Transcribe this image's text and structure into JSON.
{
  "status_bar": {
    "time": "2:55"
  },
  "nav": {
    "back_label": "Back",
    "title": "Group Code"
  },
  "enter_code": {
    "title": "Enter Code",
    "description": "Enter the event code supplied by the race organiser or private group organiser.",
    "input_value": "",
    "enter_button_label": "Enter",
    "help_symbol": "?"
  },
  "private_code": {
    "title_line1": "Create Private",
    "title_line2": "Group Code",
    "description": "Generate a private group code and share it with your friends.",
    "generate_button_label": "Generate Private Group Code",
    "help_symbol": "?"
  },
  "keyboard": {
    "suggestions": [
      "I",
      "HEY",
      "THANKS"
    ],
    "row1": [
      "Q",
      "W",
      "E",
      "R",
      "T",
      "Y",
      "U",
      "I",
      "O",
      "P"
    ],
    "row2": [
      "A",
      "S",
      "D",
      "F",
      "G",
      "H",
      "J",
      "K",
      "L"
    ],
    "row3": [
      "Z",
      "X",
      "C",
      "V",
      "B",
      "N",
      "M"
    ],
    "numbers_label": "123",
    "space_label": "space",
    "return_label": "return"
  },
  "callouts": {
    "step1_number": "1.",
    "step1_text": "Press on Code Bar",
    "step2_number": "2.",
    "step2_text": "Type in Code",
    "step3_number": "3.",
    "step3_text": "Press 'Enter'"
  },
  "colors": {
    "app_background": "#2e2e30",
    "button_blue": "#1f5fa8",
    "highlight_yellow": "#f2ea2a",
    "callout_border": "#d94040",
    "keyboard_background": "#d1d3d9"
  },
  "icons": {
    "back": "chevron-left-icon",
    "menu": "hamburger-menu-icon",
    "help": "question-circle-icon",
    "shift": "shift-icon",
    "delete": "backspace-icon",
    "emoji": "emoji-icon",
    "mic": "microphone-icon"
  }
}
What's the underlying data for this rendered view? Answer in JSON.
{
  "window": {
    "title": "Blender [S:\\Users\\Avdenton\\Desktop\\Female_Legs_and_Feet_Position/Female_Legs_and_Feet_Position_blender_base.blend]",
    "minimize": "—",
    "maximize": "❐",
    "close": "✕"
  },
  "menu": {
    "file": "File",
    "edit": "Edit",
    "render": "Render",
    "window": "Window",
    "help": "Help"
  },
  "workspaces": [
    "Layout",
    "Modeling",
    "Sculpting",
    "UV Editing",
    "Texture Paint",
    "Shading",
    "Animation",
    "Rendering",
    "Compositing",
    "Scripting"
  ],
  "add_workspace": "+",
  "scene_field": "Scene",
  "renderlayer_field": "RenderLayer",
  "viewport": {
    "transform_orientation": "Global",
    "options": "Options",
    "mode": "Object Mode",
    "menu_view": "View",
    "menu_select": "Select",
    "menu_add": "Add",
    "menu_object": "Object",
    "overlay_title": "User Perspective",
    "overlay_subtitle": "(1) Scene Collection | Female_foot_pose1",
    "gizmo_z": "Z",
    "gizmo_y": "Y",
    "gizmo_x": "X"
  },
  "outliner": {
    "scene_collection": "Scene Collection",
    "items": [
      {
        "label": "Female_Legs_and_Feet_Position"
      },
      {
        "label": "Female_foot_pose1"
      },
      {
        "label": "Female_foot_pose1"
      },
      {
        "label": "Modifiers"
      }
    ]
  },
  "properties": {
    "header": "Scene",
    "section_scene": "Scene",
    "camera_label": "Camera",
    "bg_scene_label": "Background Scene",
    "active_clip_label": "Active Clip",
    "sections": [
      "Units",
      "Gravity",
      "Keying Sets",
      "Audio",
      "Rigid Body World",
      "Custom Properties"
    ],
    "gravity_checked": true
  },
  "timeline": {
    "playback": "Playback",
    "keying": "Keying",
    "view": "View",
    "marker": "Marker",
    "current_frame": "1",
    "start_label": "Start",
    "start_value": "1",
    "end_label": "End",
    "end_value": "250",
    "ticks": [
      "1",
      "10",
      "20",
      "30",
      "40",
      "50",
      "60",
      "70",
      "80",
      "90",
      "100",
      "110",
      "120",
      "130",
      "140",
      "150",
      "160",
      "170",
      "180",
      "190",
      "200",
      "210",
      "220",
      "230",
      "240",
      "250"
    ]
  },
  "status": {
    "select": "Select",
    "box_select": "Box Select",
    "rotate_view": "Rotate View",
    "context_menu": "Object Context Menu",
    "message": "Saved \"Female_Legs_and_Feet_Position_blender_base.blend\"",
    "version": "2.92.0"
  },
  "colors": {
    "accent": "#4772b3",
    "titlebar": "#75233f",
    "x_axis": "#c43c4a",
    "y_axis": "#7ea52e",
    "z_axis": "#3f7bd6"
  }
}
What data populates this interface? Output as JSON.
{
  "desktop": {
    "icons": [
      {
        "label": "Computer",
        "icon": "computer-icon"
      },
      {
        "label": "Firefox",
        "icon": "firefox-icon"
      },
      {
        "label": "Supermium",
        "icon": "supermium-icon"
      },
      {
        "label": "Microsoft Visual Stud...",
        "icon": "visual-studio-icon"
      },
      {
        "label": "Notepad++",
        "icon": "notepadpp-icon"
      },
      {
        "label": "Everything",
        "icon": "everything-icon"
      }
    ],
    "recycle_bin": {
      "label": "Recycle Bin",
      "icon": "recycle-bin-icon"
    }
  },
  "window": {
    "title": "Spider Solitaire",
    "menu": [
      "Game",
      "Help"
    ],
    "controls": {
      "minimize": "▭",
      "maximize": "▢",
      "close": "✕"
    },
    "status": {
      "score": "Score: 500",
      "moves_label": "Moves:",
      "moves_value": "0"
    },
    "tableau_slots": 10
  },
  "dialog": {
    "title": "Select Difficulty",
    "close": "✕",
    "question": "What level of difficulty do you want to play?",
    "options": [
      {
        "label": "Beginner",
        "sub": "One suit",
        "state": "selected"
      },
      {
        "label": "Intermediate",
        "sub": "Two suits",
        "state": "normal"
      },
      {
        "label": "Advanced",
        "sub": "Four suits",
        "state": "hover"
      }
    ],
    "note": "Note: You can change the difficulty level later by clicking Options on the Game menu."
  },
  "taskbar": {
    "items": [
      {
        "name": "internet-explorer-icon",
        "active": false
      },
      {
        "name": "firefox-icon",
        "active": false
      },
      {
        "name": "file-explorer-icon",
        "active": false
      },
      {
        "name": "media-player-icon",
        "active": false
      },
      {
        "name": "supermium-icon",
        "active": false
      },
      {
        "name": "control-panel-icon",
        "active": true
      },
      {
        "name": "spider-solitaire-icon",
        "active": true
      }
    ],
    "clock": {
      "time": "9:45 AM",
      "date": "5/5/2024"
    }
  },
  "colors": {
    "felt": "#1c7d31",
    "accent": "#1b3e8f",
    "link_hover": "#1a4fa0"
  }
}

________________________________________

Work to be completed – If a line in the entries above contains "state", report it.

Response below –
        "state": "selected"
        "state": "normal"
        "state": "hover"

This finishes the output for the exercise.